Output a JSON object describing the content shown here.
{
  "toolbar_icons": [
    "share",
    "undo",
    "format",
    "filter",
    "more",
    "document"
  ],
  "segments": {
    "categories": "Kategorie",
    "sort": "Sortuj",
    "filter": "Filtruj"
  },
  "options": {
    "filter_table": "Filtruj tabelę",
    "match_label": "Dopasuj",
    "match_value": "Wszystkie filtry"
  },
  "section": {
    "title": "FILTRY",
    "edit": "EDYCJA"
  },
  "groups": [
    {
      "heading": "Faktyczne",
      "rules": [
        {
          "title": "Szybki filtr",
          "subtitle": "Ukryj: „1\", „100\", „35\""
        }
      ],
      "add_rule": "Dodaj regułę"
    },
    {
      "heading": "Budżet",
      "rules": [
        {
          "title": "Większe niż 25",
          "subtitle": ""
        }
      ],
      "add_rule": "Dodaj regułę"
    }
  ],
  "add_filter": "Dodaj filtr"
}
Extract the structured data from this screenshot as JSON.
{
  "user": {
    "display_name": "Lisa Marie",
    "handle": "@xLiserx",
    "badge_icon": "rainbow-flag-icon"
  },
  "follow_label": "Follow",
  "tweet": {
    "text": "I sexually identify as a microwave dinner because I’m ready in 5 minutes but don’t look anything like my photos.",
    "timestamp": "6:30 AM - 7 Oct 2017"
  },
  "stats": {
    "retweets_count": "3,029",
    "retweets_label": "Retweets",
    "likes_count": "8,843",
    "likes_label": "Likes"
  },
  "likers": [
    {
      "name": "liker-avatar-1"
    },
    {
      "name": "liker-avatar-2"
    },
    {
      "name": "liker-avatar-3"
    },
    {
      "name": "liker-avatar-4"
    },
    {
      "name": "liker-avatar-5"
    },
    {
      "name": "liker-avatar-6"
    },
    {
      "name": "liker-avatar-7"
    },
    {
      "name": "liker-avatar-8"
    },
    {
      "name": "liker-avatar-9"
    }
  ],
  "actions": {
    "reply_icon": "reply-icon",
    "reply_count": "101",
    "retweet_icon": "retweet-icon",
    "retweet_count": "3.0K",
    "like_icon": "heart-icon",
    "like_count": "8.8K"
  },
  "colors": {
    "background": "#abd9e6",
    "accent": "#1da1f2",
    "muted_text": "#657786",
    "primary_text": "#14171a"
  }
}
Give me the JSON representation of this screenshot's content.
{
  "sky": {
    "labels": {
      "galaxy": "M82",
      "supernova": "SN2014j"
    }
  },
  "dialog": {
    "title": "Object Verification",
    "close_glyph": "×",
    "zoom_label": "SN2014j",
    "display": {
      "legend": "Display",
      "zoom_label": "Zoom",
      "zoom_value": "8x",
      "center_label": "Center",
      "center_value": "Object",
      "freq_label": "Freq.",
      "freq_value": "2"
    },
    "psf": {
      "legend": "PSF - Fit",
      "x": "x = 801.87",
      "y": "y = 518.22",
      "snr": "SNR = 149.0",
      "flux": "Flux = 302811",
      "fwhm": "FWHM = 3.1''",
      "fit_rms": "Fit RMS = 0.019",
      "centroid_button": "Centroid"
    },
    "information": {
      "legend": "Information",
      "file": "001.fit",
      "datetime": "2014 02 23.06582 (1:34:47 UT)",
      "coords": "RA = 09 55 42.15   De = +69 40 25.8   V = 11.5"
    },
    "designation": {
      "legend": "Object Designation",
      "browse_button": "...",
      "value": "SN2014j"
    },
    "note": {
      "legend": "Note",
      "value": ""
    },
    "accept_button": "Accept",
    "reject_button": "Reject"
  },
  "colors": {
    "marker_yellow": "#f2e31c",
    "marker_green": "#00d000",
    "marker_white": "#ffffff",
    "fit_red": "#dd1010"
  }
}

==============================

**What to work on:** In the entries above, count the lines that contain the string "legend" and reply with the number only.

**Solution:** 5